The unique challenges facing health and wellbeing as we emerge from the pandemic into a new era have been highlighted in a new annual report launched today.
The Welsh Institute of Physical Activity, Health and Sport (WIPAHS) is a pan-Wales network which sees all eight Welsh universities working with Sport Wales and Welsh Government. It brings together academia, those facilitating physical activity and sport, policy makers and the public to help create a healthier society.
One example of the institute’s work was a nationwide survey assessing the impact of school closures and easing of restrictions on children’s physical activity levels and mental wellbeing. It revealed that children were badly affected by the lockdowns and associated restrictions; some children spent 14 hours a day sitting!
Professor Kelly Mackintosh of Swansea University’s Department of Sport and Exercise Sciences and the Institute’s Co-Chair said: “There are many factors that led to such high amounts of sitting time.

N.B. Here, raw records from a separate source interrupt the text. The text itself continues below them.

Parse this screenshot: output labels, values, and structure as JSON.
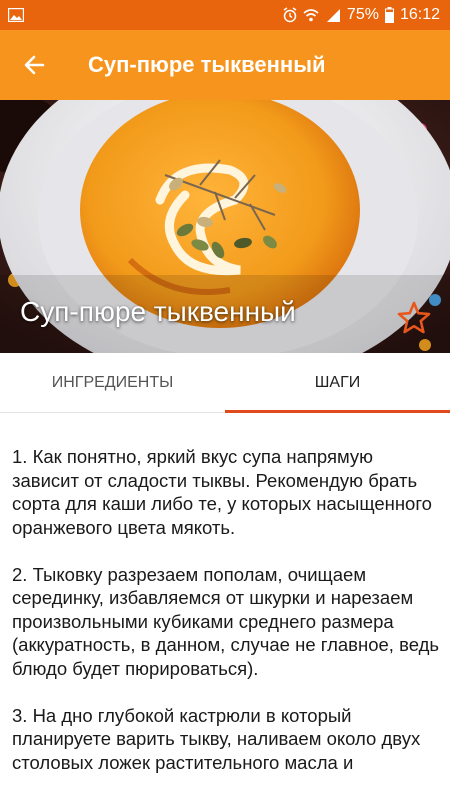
{
  "status_bar": {
    "battery": "75%",
    "time": "16:12",
    "icons": [
      "image-icon",
      "alarm-icon",
      "wifi-icon",
      "signal-icon",
      "battery-icon"
    ]
  },
  "app_bar": {
    "title": "Суп-пюре тыквенный",
    "back_icon": "arrow-left-icon"
  },
  "hero": {
    "title": "Суп-пюре тыквенный",
    "favorite_icon": "star-outline-icon"
  },
  "tabs": [
    {
      "label": "ИНГРЕДИЕНТЫ",
      "active": false
    },
    {
      "label": "ШАГИ",
      "active": true
    }
  ],
  "steps": [
    "1. Как понятно, яркий вкус супа напрямую зависит от сладости тыквы. Рекомендую брать сорта для каши либо те, у которых насыщенного оранжевого цвета мякоть.",
    "2. Тыковку разрезаем пополам, очищаем серединку, избавляемся от шкурки и нарезаем произвольными кубиками среднего размера (аккуратность, в данном, случае не главное, ведь блюдо будет пюрироваться).",
    "3. На дно глубокой кастрюли в который планируете варить тыкву, наливаем около двух столовых ложек растительного масла и"
  ],
  "colors": {
    "status_bar": "#e8650e",
    "app_bar": "#f7941d",
    "tab_indicator": "#e04a1c",
    "favorite_star": "#e8561c"
  }
}
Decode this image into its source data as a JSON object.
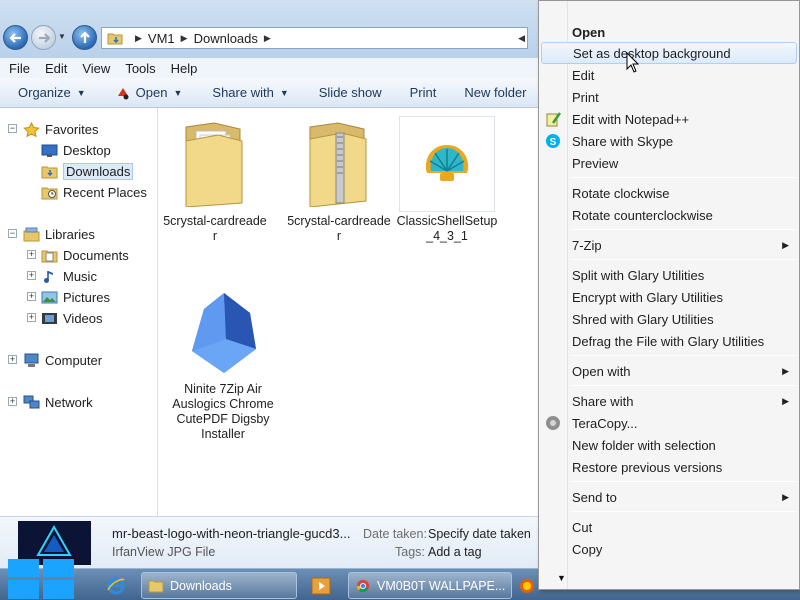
{
  "window": {
    "address": {
      "crumbs": [
        "VM1",
        "Downloads"
      ]
    },
    "menu": [
      "File",
      "Edit",
      "View",
      "Tools",
      "Help"
    ],
    "commands": {
      "organize": "Organize",
      "open": "Open",
      "share_with": "Share with",
      "slide_show": "Slide show",
      "print": "Print",
      "new_folder": "New folder"
    }
  },
  "nav": {
    "favorites": "Favorites",
    "desktop": "Desktop",
    "downloads": "Downloads",
    "recent": "Recent Places",
    "libraries": "Libraries",
    "documents": "Documents",
    "music": "Music",
    "pictures": "Pictures",
    "videos": "Videos",
    "computer": "Computer",
    "network": "Network"
  },
  "files": [
    {
      "name": "5crystal-cardreader",
      "icon": "folder-icon"
    },
    {
      "name": "5crystal-cardreader",
      "icon": "zip-folder-icon"
    },
    {
      "name": "ClassicShellSetup_4_3_1",
      "icon": "classic-shell-icon"
    },
    {
      "name": "Ninite 7Zip Air Auslogics Chrome CutePDF Digsby Installer",
      "icon": "ninite-icon"
    }
  ],
  "details": {
    "name": "mr-beast-logo-with-neon-triangle-gucd3...",
    "type": "IrfanView JPG File",
    "date_key": "Date taken:",
    "date_val": "Specify date taken",
    "tags_key": "Tags:",
    "tags_val": "Add a tag"
  },
  "taskbar": {
    "downloads": "Downloads",
    "chrome": "VM0B0T WALLPAPE..."
  },
  "context_menu": {
    "open": "Open",
    "set_bg": "Set as desktop background",
    "edit": "Edit",
    "print": "Print",
    "edit_npp": "Edit with Notepad++",
    "share_skype": "Share with Skype",
    "preview": "Preview",
    "rotate_cw": "Rotate clockwise",
    "rotate_ccw": "Rotate counterclockwise",
    "zip7": "7-Zip",
    "split": "Split with Glary Utilities",
    "encrypt": "Encrypt with Glary Utilities",
    "shred": "Shred with Glary Utilities",
    "defrag": "Defrag the File with Glary Utilities",
    "open_with": "Open with",
    "share_with": "Share with",
    "teracopy": "TeraCopy...",
    "new_folder_sel": "New folder with selection",
    "restore": "Restore previous versions",
    "send_to": "Send to",
    "cut": "Cut",
    "copy": "Copy"
  }
}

Our associated review revealed these ranged from individual factors, such as age and sex, to societal factors, such as family environment.
“This highlights the complexity of resolving this issue and the urgent need for everyone - from families to schools and policy makers – to work together to promote physical activity and improve the mental wellbeing of the next generation.”
The Institute is now eager to continue to help practitioners and policy makers by sharing its expertise and research capabilities.
WIPAHS Research Director Professor Melitta McNarry, also from Swansea University, said: “We pride ourselves on being an approachable and friendly group which is able to provide support across a wide range of topics in physical activity, health and sport.
“We want to provide the answers partners need to help them with their next steps, as well as sharing knowledge across a range of audiences. If anyone wants to find out more about how we could help, please contact us.”
Another example of the work conducted in the last year was in collaboration with Welsh Triathlon, the national governing body for triathlon in Wales, who wanted to know if the increased use of online exercise training platforms during the pandemic led to a greater number of people overtraining and experiencing overuse injuries.
Following a consultation, WIPAHS prepared and distributed a bespoke survey, finding that 9 percent of participants were overtraining, which was similar to normal season in high level athletes.
Welsh Triathlon was able to use the findings to provide greater evidence-based insights and support to athletes.
Owen Hathway, Assistant Director at Sport Wales and the Institute’s Co-Chair, said: “Our ability at Sport Wales, and within the sport sector, to prioritise resource and investment and to make informed policy decisions has been greatly enhanced by the work of WIPAHS.
“It has played a critical role in responding to research needs and understanding the role of physical activity and sport for the wider Welsh public. The Institute continues to be an increasingly important strategic partner and the annual report showcases the quality and breadth of its work, with a pan-Wales focus.”
The annual report highlights research already completed by the Institute, but they are also looking to the future with further projects.
These include an evaluation of the Active Education Beyond the School Day initiative which is tied into the Welsh Government’s £25 million investment in community focused schools to tackle the impact of poverty.
The findings will help provide recommendations on how to create schools that can engage with families and community, especially those disadvantaged by poverty.
This exciting project exemplifies the cross-sector approach WIPAHS utilises to provide key evidence to promote health and wellbeing for everyone in Wales.